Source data
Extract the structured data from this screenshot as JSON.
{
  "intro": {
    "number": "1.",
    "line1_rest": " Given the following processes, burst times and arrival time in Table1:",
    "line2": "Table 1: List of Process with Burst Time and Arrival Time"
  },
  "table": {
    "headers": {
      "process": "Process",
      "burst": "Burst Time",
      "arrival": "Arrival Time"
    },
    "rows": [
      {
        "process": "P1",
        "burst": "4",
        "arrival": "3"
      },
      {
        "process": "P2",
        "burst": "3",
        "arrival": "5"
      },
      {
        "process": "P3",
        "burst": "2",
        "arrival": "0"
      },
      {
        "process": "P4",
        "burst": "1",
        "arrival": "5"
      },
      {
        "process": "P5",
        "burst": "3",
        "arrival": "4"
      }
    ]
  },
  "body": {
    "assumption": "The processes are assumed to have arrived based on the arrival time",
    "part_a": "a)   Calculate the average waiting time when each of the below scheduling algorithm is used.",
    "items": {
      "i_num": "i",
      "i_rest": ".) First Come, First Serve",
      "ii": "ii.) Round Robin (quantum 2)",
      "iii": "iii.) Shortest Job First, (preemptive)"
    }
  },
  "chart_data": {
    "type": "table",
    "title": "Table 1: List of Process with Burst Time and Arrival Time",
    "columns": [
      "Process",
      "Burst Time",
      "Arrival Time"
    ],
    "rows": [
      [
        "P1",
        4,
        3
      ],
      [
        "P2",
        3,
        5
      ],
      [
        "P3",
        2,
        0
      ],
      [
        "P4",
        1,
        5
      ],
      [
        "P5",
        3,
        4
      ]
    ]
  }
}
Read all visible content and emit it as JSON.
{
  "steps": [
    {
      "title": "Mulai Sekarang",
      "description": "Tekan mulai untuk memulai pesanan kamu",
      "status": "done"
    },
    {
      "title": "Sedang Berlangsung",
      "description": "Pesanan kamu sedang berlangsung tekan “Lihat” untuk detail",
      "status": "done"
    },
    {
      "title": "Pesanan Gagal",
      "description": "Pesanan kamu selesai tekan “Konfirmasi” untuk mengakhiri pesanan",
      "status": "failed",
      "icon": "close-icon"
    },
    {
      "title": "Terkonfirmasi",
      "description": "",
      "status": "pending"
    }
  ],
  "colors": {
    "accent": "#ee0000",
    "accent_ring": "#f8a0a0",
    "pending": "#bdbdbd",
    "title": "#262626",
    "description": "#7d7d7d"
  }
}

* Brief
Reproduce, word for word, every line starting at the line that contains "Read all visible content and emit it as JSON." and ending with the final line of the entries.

* Your solution
Read all visible content and emit it as JSON.
{
  "steps": [
    {
      "title": "Mulai Sekarang",
      "description": "Tekan mulai untuk memulai pesanan kamu",
      "status": "done"
    },
    {
      "title": "Sedang Berlangsung",
      "description": "Pesanan kamu sedang berlangsung tekan “Lihat” untuk detail",
      "status": "done"
    },
    {
      "title": "Pesanan Gagal",
      "description": "Pesanan kamu selesai tekan “Konfirmasi” untuk mengakhiri pesanan",
      "status": "failed",
      "icon": "close-icon"
    },
    {
      "title": "Terkonfirmasi",
      "description": "",
      "status": "pending"
    }
  ],
  "colors": {
    "accent": "#ee0000",
    "accent_ring": "#f8a0a0",
    "pending": "#bdbdbd",
    "title": "#262626",
    "description": "#7d7d7d"
  }
}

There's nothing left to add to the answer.